We understand that members of our congregations, especially those who are of generally poor health or self-isolating, will need pastoral support. One way in which that can be done effectively is by phone, so you may re-discover the joy of lengthy phone calls. Please remain in regular telephone contact with the vulnerable in our villages by committing to a daily conversation.
Our churches are being encouraged to keep up their involvement with Foodbanks. Please leave any contributions in our churches and in due course they will be taken to the Foodbank.
The Archbishops have expressed their wish for the Church to be defined in the way that it cares for others during the outbreak. The advice from the government is that those who are 70+ or are vulnerable to underlying health conditions should self-isolate or at the very least exercise social distancing. Others in our congregations who currently have no symptoms will be well enough to take on roles in support of the those who will be confined to their homes for long stretches of time. Be it taking shopping and supplies, offering to be part of telephone call group, walking a dog, etc your help will alleviate isolation.
None of this, of course, should involve entering the home of anyone who is a possible covid-19 case. I know you will do your best to help. Botley, Curdridge and Durley parish councils are beginning to address these needs and will soon be wishing to make use of your offers of support. As the virus peaks we can expect to see whole households quarantining themselves according to government advice. Above all we should not assume that people have familial support nearby.

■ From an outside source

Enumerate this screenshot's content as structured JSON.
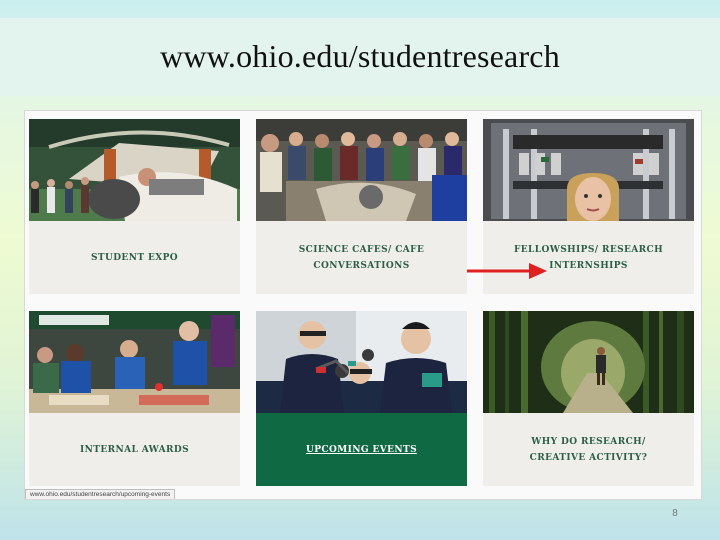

Bishop Christopher has said that “The mission of the Gospel and the ministry of the Church will continue, but must be adapted to meet present circumstances.”